By Amber Penn-Roco
On March 11, 2019, in the wake of the worldwide NoDAPL movement, South Dakota passed a law that prohibits “riot boosting”—an ambiguous term that is broadly written to include both participating in a riot and directing, advising, encouraging or soliciting other people to participate in a riot. The law threatens advocates with fines, civil liabilities, and criminal penalties of up to 25 years in prison.
As outlined by the ACLU in its Complaint, the law targets anti-pipeline protests and protesters. The law was rather obviously passed in response to Indigenous protests against the Dakota Access Pipeline, in hopes of preventing protests in South Dakota against the Keystone XL Pipeline.
The Governor of South Dakota drafted the law in consultation with TC Energy, the company developing the Keystone XL Pipeline. The Governor has been particularly outspoken about water protectors, mischaracterizing them as “out-of-staters who come in to disrupt” and as “paid protesters.”
The ACLU filed its lawsuit on behalf of four organizations: the Sierra Club, NDN Collective, Dakota Rural Action, and the Indigenous Environmental Network; and two individuals: Nick Tilsen with NDN Collective and Dallas Goldtooth with Indigenous Environmental Network. All are currently protesting or are planning to protest the Keystone XL Pipeline.
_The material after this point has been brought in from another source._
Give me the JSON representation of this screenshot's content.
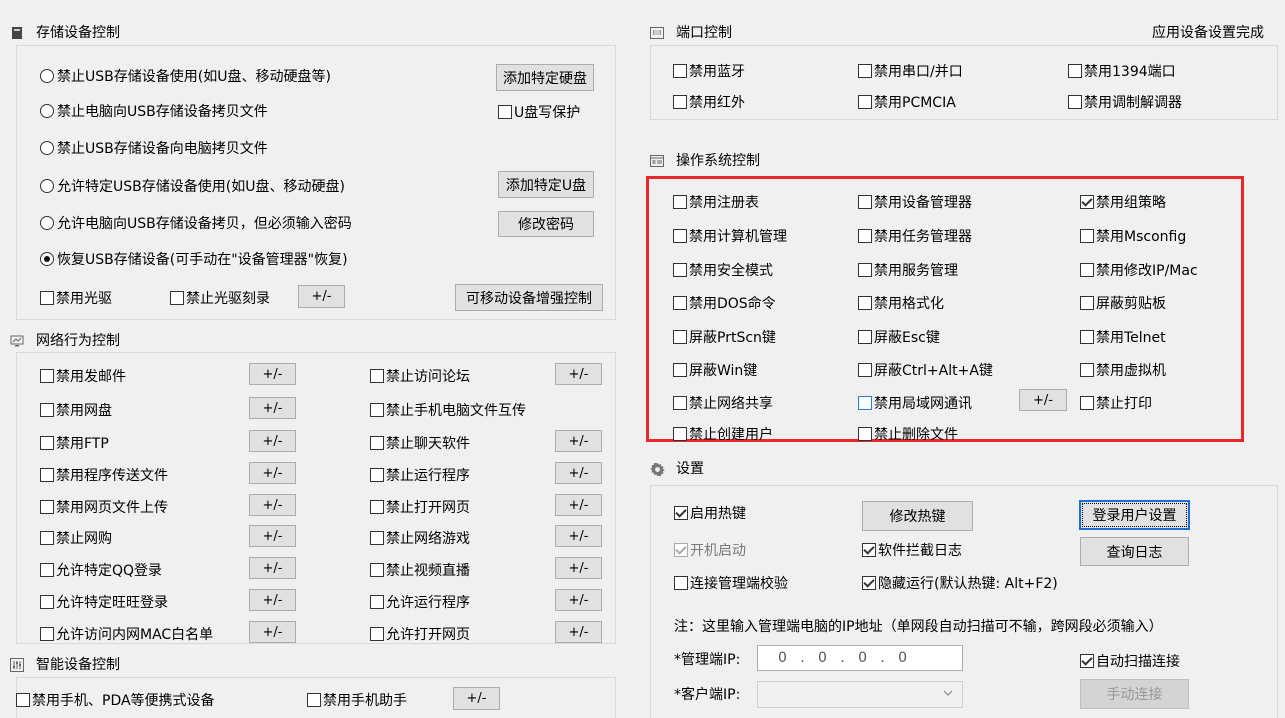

The ACLU’s suit claims the “riot boosting” law is unconstitutional under the First and Fourteenth Amendments of the Constitution and filed a preliminary injunction motion on April 9, 2019 to prevent the riot boosting law from being enforced. On September 18, 2019, the U.S. District Court issued an Order granting the ACLU’s motion and blocking the enforcement of several provisions of the new law.
U.S. District Court Judge Lawrence L. Piersol wrote: “Imagine that if these riot boosting statutes were applied to the protests that took place in Birmingham, Alabama, what might be the result? . . . Dr. King and the Southern Christian Leadership Conference could have been liable under an identical riot boosting law[.]” Quoting Dr. King, the Judge continued: “’an unjust law is no law at all’ and . . . ‘to deny citizens the First Amendment privilege of peaceful assembly and peaceful protest, then it [permitting] becomes unjust.’”
This is a promising boost for the ACLU and our water protectors.
Amber Penn-Roco is an Associate with the Seattle office of Galanda Broadman, PLLC. Amber’s practice focuses on the protection of tribal environmental, natural and cultural resources. Her practice also includes promoting the economic development of tribes. She is an enrolled member of the Chehalis Tribe.